• _Task directions_: The string "Setup" appears in some lines of the entries that follow; copy each such line.

* * * *

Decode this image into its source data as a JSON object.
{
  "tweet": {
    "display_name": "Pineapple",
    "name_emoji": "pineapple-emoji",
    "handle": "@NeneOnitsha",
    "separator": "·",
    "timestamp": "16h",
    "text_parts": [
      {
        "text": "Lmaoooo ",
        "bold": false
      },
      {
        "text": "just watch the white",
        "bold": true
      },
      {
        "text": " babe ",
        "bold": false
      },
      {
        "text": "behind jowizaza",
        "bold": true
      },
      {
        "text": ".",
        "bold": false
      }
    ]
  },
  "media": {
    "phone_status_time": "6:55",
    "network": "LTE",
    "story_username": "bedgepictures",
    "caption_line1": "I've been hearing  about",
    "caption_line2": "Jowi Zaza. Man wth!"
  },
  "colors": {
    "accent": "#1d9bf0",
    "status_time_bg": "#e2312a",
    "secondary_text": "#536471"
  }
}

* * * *

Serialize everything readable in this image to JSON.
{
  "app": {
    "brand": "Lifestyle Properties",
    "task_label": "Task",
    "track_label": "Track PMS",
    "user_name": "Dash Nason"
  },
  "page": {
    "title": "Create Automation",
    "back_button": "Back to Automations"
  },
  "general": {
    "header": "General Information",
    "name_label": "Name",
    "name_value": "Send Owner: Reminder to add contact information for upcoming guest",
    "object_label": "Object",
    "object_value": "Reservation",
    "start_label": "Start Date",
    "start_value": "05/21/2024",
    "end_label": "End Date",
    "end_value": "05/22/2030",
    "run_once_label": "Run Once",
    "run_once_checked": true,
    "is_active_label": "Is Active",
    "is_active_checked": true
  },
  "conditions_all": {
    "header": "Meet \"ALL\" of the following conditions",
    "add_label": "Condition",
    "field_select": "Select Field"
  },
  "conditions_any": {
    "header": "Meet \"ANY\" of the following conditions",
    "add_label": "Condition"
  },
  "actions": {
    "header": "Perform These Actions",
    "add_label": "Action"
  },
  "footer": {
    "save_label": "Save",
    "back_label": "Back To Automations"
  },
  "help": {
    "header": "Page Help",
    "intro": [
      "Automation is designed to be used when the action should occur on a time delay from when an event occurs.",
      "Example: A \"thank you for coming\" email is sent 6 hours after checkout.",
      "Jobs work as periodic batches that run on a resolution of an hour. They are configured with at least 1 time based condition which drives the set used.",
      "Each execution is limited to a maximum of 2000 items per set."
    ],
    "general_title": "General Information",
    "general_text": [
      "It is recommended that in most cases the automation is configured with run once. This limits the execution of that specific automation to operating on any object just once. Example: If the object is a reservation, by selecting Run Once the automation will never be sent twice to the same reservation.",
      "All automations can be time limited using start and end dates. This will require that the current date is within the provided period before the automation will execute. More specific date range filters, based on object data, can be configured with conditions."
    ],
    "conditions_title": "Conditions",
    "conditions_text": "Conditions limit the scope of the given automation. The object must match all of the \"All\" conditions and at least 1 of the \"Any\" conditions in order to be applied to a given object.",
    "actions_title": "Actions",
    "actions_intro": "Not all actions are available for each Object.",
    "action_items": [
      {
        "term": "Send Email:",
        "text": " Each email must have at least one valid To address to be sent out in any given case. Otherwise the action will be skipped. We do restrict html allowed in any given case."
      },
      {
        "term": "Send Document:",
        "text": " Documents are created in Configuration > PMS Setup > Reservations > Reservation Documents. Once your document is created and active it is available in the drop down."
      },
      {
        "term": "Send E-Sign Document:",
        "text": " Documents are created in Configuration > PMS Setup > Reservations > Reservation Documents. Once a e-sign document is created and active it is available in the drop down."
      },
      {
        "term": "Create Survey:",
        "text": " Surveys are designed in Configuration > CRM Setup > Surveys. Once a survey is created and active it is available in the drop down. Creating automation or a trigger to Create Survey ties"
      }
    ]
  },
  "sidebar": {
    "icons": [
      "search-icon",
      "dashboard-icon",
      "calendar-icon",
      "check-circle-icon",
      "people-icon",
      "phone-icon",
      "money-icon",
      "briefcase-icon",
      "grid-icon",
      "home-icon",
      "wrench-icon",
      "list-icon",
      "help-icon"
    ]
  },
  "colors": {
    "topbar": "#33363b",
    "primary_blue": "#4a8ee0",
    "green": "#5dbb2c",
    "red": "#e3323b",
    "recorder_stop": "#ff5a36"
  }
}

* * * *

• _Solution to this task_:
        "text": " Documents are created in Configuration > PMS Setup > Reservations > Reservation Documents. Once your document is created and active it is available in the drop down."
        "text": " Documents are created in Configuration > PMS Setup > Reservations > Reservation Documents. Once a e-sign document is created and active it is available in the drop down."
        "text": " Surveys are designed in Configuration > CRM Setup > Surveys. Once a survey is created and active it is available in the drop down. Creating automation or a trigger to Create Survey ties"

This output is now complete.